Apparently, the venue had been telling everyone else that their cell phones had to be completely turned off, but the guy at the door only told us “no taping or recording,” so mine was on but silenced in my bag. This ended up coming in handy when Chappelle was riffing on the Fourth of July (as one does on the third of July) and asked if he could have someone’s smartphone in order to read the Gettysburg Address aloud. Everyone else shouted, “They made us turn them off!” but I raised my hand like an overgrown idiot schoolgirl, and since I was in the front row, he commissioned me to loan him the device. I ran for my handbag to grab it, but it turned out the strap was tangled around Peter’s feet. So as I yanked it back to my seat, it gave, and I tripped and fell. I landed on my ass, losing my right shoe, and everyone gasped.
Regular readers of this blog will know that I am one of the world’s clumsiest people, but that has also made me extremely resilient when I inevitably fall down, so I immediately bounced back, replaced the shoe, grabbed the phone, and began furiously Googling “gettysburg address.”
Chappelle: “Are you OK?”
Me (head in phone): “Yes!”
Chappelle: “You’re one of those one-handed texters, aren’t you?”
I completed the search, found the speech itself (second result, and I knew not to go to the Wikipedia page, #googleswag), and blew it up with my fingers and centered it on the page.
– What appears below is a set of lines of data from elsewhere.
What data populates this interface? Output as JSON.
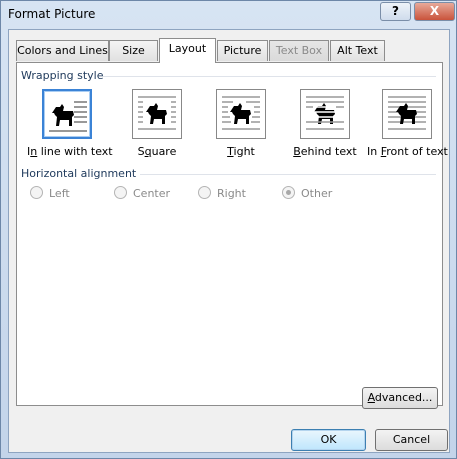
{
  "window": {
    "title": "Format Picture",
    "help_label": "?",
    "close_label": "X"
  },
  "tabs": [
    {
      "label": "Colors and Lines",
      "state": "normal"
    },
    {
      "label": "Size",
      "state": "normal"
    },
    {
      "label": "Layout",
      "state": "active"
    },
    {
      "label": "Picture",
      "state": "normal"
    },
    {
      "label": "Text Box",
      "state": "disabled"
    },
    {
      "label": "Alt Text",
      "state": "normal"
    }
  ],
  "layout": {
    "wrapping_title": "Wrapping style",
    "wrapping_options": [
      {
        "pre": "I",
        "key": "n",
        "post": " line with text",
        "selected": true
      },
      {
        "pre": "S",
        "key": "q",
        "post": "uare",
        "selected": false
      },
      {
        "pre": "",
        "key": "T",
        "post": "ight",
        "selected": false
      },
      {
        "pre": "",
        "key": "B",
        "post": "ehind text",
        "selected": false
      },
      {
        "pre": "In ",
        "key": "F",
        "post": "ront of text",
        "selected": false
      }
    ],
    "alignment_title": "Horizontal alignment",
    "alignment_options": [
      {
        "label": "Left",
        "checked": false
      },
      {
        "label": "Center",
        "checked": false
      },
      {
        "label": "Right",
        "checked": false
      },
      {
        "label": "Other",
        "checked": true
      }
    ],
    "advanced_pre": "",
    "advanced_key": "A",
    "advanced_post": "dvanced..."
  },
  "footer": {
    "ok_label": "OK",
    "cancel_label": "Cancel"
  }
}
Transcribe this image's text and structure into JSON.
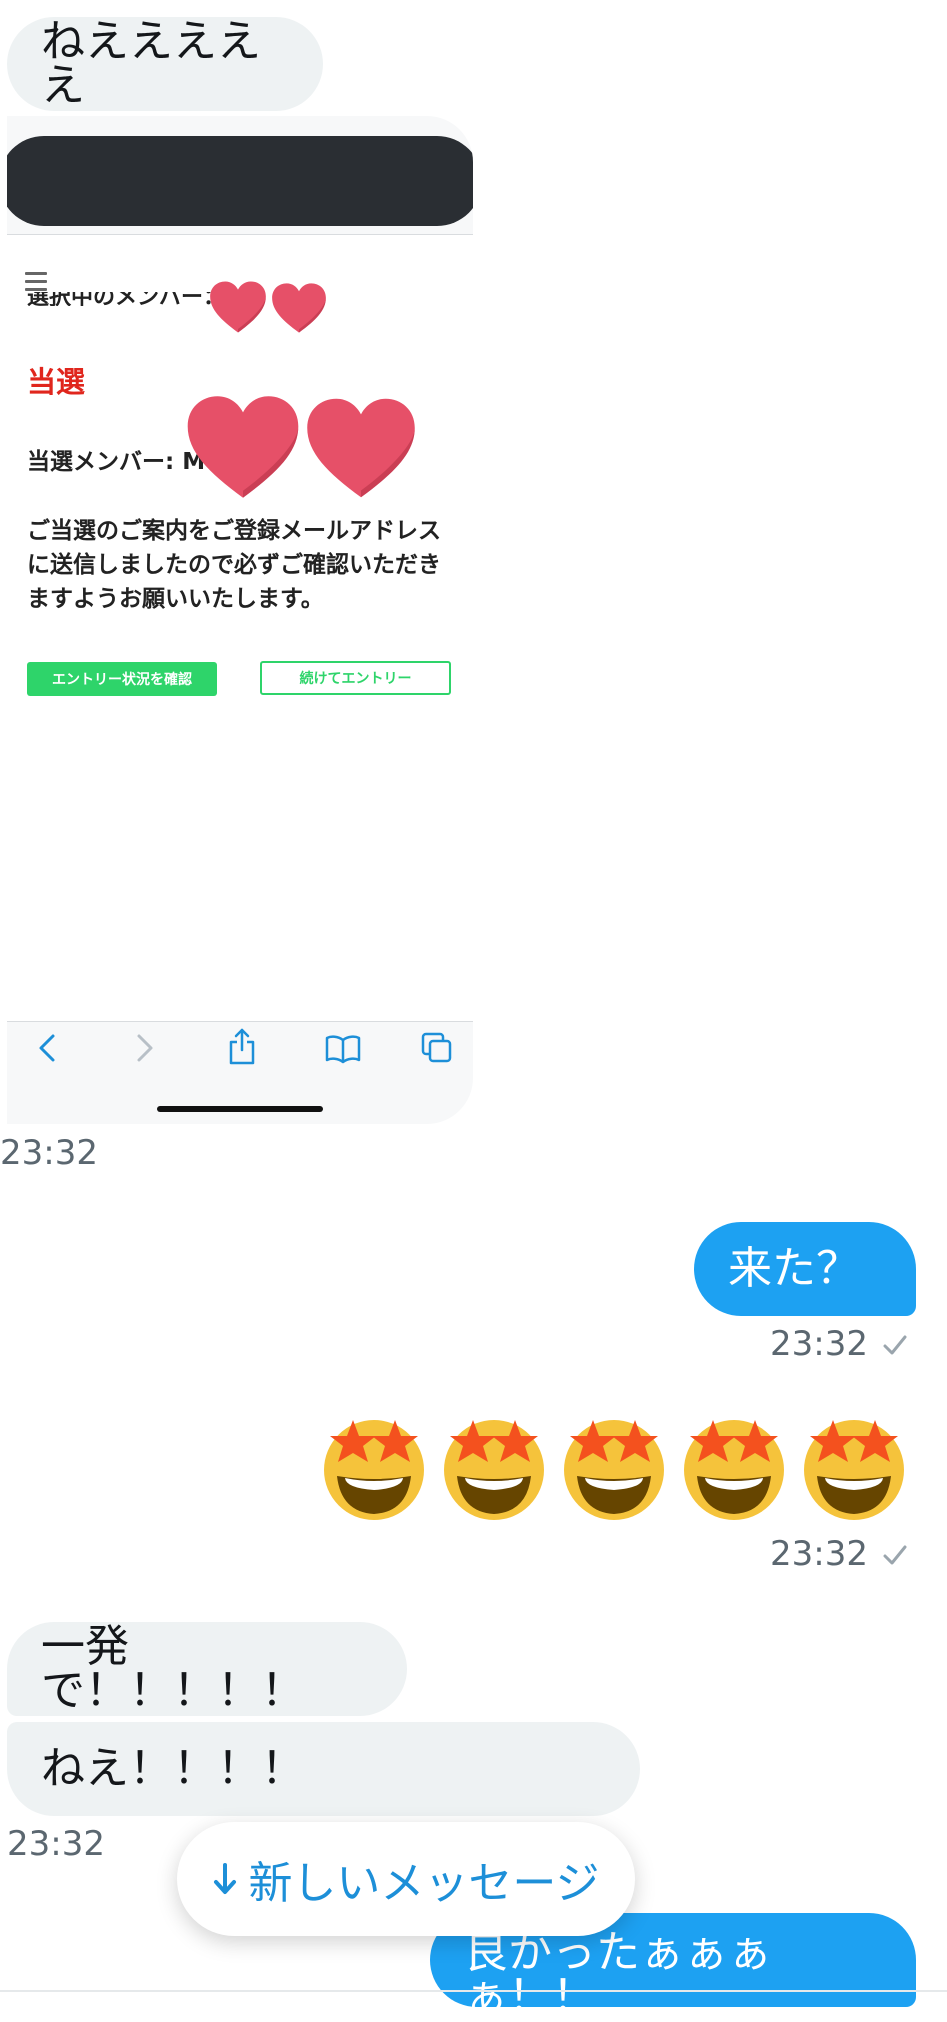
{
  "messages": {
    "msg1": "ねえええええ",
    "shot_time": "23:32",
    "msg2": "来た？",
    "msg2_time": "23:32",
    "emoji_time": "23:32",
    "msg3": "一発で！！！！！",
    "msg4": "ねえ！！！！",
    "msg34_time": "23:32",
    "msg5": "良かったぁぁぁぁ！！"
  },
  "screenshot": {
    "cut_text": "選択中のメンバー：",
    "win_title": "当選",
    "member": "当選メンバー: M",
    "notice": "ご当選のご案内をご登録メールアドレスに送信しましたので必ずご確認いただきますようお願いいたします。",
    "btn_status": "エントリー状況を確認",
    "btn_continue": "続けてエントリー"
  },
  "new_message_button": "新しいメッセージ",
  "icons": {
    "heart": "heart-icon",
    "star_struck": "star-struck-emoji",
    "check": "check-icon",
    "arrow_down": "arrow-down-icon",
    "back": "chevron-left-icon",
    "forward": "chevron-right-icon",
    "share": "share-icon",
    "bookmarks": "book-icon",
    "tabs": "tabs-icon",
    "menu": "hamburger-icon"
  },
  "colors": {
    "outgoing": "#1da1f2",
    "incoming": "#eef2f3",
    "winner_red": "#e0261d",
    "entry_green": "#2ed46a",
    "heart": "#e65068"
  }
}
And Chappelle proceeded to read it (well, some of it) while his friend Fred played the national anthem on a harmonica. While a comedian (even a funny one) reading the Gettysburg Address aloud isn’t the most hilarious thing in the world, I was hyperventilating with laughter as I had the repeated realization about every five seconds that Dave Chappelle was playing with my iPhone.
I’ve long said that the very expensive iPhone, which I probably cannot justify owning as an impoverished freelance writer, was worth it because paid for itself in saved cab fare from me knowing when the next bus is coming. But just in case it hasn’t, Dave Chappelle reading from the damn thing kicked the last few bucks into the kitty. It was pretty awesome.
And yeah, I know this story is utterly dumb (“FAMOUS PERSON TOUCHED MY ELECTRONIC DEVICE DURRRRR”), but given how excited everyone was that I was even going to the show, I thought you might enjoy this little anecdote. Also, I wish that there was some kind of marker that let someone sign your iPhone and that I had had it in my possession last night, because I would have actually had a convincing case to stick around and have that happen.